With this (substantial) caveat understood, I think we can say that their plan is feasible in principle; but it is a plan, not a prophecy. What stands in the way of implementation? Principally, I think, the fact that it is a plan for Common Security and Common Development; it requires a huge degree of coordinated action, effective coordinated action, on the part of the ``international community,'' i.e. the world's governments. This is the second of the two stumbling-blocks I mentioned, the depressing ``logic of collective action.'' The argument goes like this. A number of agents are to join in providing a common good. All the agents get the benefit of the good whether or not they participate in providing it, and participation is costly. It is therefore rational for each agent to abstain from participation, which means that the good doesn't get produced. This deadlock can be broken in a number of different ways. Some agents may get private benefits, on the side as it were, from participation, so some of the good will be produced, but not as much as the common benefit would justify. The common good may be appropriated by one party; non-participants may be excluded from the public good; or non-participation may be made costly by punishments. One feature of good political and economic arrangements (among many others, of course!) is that they solve collective action problems by some combination of these means. Now, for ``agent'' read ``state,'' and for ``good'' read ``Common Security intervention against an aggressive state.'' This point is not addressed here. Realistically speaking, the most powerful and respected organs of international cooperation we possess are the financial markets. Common Security and Common Development are in their long-term interest --- hungry, fighting people are singularly unimpressed with the virtues of laissez-faire --- but they are not, on that account, likely to support them. We need to create others, ones which work better for humane ends, and in so doing we cannot assume that those in positions of power --- diplomats, generals, politicians --- will be reasonable and benevolent people; they are much more likely to vicious thugs. (This is old news; recall the story of Alexander and the pirate.)

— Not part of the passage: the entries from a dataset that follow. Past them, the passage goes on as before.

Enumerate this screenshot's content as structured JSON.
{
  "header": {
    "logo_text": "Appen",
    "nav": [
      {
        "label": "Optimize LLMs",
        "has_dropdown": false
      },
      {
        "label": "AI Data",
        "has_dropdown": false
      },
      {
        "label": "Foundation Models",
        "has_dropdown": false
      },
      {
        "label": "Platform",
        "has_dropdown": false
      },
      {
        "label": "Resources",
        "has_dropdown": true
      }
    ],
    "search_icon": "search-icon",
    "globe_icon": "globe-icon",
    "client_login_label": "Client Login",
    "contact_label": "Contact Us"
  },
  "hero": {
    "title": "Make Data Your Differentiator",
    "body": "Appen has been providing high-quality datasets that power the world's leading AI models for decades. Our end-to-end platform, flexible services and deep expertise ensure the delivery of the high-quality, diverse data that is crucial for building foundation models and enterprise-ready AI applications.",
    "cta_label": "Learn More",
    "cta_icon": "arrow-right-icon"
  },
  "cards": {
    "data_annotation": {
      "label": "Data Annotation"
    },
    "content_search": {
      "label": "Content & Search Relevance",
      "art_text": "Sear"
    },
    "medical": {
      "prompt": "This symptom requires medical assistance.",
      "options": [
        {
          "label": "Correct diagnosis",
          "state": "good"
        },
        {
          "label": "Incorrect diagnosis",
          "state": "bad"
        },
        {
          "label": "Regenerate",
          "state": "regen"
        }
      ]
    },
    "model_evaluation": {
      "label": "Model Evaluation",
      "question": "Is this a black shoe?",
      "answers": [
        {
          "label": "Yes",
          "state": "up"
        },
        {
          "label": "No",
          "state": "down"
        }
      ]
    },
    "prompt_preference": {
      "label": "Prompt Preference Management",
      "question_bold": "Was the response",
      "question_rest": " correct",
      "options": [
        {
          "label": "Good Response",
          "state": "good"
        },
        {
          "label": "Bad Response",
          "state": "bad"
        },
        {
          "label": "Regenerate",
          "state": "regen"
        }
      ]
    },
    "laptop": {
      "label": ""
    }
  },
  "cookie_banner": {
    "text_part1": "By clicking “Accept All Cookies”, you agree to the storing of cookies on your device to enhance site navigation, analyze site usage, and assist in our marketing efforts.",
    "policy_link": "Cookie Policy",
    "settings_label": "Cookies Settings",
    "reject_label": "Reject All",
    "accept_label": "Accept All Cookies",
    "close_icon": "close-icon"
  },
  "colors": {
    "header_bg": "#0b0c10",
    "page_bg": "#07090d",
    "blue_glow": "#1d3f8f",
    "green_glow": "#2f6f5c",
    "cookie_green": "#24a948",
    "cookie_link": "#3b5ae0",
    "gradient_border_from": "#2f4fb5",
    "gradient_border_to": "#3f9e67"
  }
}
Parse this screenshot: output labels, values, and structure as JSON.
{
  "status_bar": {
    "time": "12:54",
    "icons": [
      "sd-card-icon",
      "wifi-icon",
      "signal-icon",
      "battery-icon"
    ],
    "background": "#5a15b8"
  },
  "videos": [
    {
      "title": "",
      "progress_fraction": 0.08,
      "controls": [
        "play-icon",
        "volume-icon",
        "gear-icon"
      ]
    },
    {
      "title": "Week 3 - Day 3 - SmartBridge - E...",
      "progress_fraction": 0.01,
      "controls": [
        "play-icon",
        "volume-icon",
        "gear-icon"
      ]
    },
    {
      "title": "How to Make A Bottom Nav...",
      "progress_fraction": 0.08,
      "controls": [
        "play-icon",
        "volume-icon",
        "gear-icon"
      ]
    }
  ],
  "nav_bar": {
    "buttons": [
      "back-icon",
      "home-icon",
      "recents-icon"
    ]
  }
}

Difficult, but perhaps not impossible, and surely no easier for waiting. At the moment the main powers are not merely mostly at peace, the bulk of them are even allied, and at least pay lip service to certain common ideals. None of our common problems has yet spilled over to a crisis; Russia has not turned to military adventures and nuclear blackmail, China has yet to slip into the faction-ridden trough of the dynastic cycle. The time to plan, and to put plans into action, is now. We need to take stock of the problems confronting us and figure out how to start solving them. Here is a reasonable and hopeful sketch of how they may be solved, put forward with Morrison's usual clarity of thought and elegance of expression. It is a fitting capstone to his career, and it will be all the worse for us if we do not take it up and improve upon it.

Disclaimer: Philip Morrison has been a hero of mine ever since I saw Powers of Ten as a child, and if he published an inventory of his pockets I'd probably give it a respectful reading. Also, I asked for, and got, a review copy of this book from the MIT Press, but I have no stake in its success.
xviii + 210 pp., endnotes, list of references, black-and-white maps and graphs, index (thin).
Economics / Environmentalism / Manhattan Project, and Nukes in General / North America / Politics and Political Thought / War
Currently in print as a hardback, US$25, ISBN O-262-13344-X, LoC JZ5675 M67
28--30 December 1998
Thanks to Zmarak Shalizi